The film opens at a small high school in a small Texas town. There we find Coach Don Haskins (Josh Lucas) coaching a girls' basketball. Because the officials at Texas Western University have heard that Coach Haskins was a fine basketball coach, they have sent representatives to offer him a job coaching their men's fledging basketball team. Therefore, Coach Haskins travels to Texas Western to check out the program. Once he gets to campus, he accepts the job and moves himself and his family the men's athletic dorm. On the day that Coach Haskins meets the team, he finds just what he expected--several white players who have or display little talent for the game and one African-American player who has the requisite talent. However, the African-American Player was used as a last resort.
After Coach Haskins does accept the job, he sees that the one African- American player has real talent, as well as a genuine passion for the game of basketball.
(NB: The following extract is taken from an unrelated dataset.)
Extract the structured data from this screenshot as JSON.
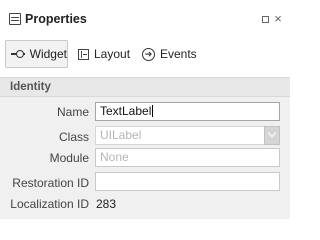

Therefore, Coach Haskins goes recruiting with little help from the university and brings a team of seven African-American but only five white players. The movie gave the impression that Coach Haskins sees more potential in his African-American players because of their greater passion for the game of basketball. Hence, Coach Haskins ends up with a primarily African-American team, unlike that of any other in college basketball. At the same time, his team is very good and starts to win. Unfortunately, the team members--both white and African--American are mocked and called inappropriate names. Coach Haskins and his staff endure much ridicule but little backing from the Texas Western University President, who at times does some very ugly things to the team, such as blatantly telling Coach Haskins to start only the white players and asking for the dismissal of some of the African-American players. At last, though, Coach Haskins takes the team all the way to the 1966 National Championship to play the top-ranked University of Kentucky Wildcats, where for the first time in NCAA history five African Americans start in any basketball game, which they win.
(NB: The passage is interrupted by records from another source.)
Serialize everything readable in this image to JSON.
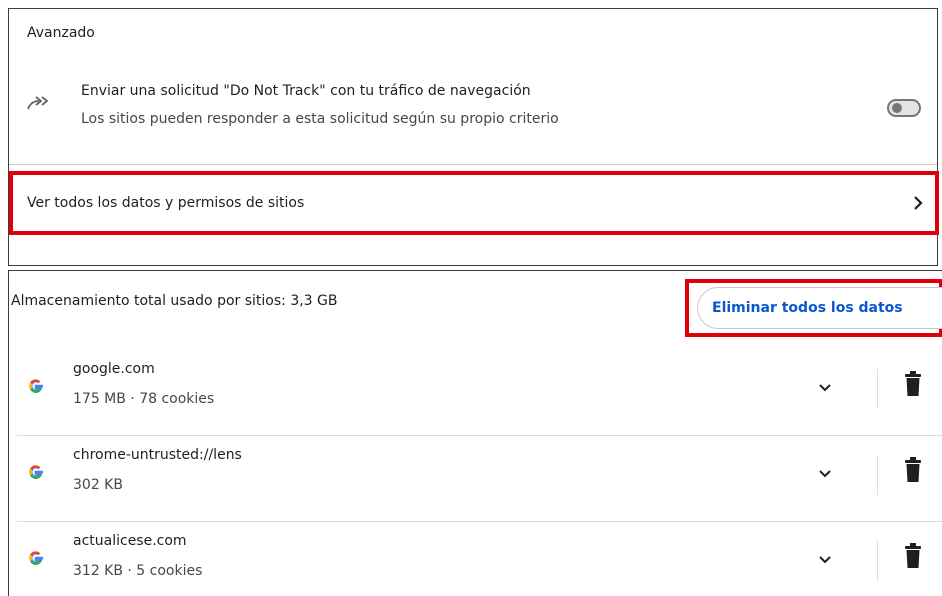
{
  "advanced": {
    "title": "Avanzado",
    "do_not_track": {
      "title": "Enviar una solicitud \"Do Not Track\" con tu tráfico de navegación",
      "subtitle": "Los sitios pueden responder a esta solicitud según su propio criterio",
      "icon": "do-not-track-arrow-icon",
      "enabled": false
    },
    "site_data_link": {
      "label": "Ver todos los datos y permisos de sitios",
      "icon": "chevron-right-icon"
    }
  },
  "storage": {
    "label": "Almacenamiento total usado por sitios: 3,3 GB",
    "clear_all_label": "Eliminar todos los datos"
  },
  "sites": [
    {
      "name": "google.com",
      "meta": "175 MB · 78 cookies",
      "icon": "google-g-icon"
    },
    {
      "name": "chrome-untrusted://lens",
      "meta": "302 KB",
      "icon": "google-g-icon"
    },
    {
      "name": "actualicese.com",
      "meta": "312 KB · 5 cookies",
      "icon": "google-g-icon"
    }
  ],
  "colors": {
    "highlight": "#e0000b",
    "link_blue": "#0b57d0"
  }
}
Glory Road is a wonderful true story of how one man working with others can make a difference. It will teach the viewer how to overcome the world's biggest obstacle life itself. Throughout the movie Coach Haskins and his team struggle to overcome their many obstacles, such as name calling among many others and win the NCAA championship. The 1966 Texas Western victory will always be remembered as one of the greatest upsets in college basketball. The win actually helped lessen the prejudice of African-Americans in college basketball. Perhaps, the greatest example is legendary Kentucky coach, Adolph Rupp, who was known for being somewhat of a racist. Coach Rupp, after being defeated by Texas Western, decided that maybe Coach Haskins was on to something; and in 1972 Rupp's final year at UK he recruited their first African-American player.